[Required action]
Return every line of the records that includes the string "true".

[The records]
————————

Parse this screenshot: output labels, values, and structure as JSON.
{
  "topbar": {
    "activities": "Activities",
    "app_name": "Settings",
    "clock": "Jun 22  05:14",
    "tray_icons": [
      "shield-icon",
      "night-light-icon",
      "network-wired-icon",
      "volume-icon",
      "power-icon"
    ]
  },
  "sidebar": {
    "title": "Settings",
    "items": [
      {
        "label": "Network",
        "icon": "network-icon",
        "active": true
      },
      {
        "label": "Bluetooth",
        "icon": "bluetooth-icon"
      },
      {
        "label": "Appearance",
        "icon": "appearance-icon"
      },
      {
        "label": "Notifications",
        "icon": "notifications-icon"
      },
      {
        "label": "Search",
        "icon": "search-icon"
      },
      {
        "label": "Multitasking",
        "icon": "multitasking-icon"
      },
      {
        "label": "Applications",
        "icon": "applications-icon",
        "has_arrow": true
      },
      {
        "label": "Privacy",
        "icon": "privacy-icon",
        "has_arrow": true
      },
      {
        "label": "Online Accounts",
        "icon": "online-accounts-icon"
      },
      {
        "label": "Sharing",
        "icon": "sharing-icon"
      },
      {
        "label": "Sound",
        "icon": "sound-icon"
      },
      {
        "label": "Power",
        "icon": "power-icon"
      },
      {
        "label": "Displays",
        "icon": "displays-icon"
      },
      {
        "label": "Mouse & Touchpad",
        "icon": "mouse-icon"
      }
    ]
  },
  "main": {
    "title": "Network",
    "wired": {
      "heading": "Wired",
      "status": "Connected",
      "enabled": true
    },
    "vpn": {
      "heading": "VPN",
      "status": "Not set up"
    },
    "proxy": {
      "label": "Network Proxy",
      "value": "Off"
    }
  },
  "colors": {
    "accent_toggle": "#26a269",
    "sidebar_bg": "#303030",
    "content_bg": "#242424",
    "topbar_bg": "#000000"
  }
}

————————

[Response to this exercise]
        "active": true
        "has_arrow": true
        "has_arrow": true
      "enabled": true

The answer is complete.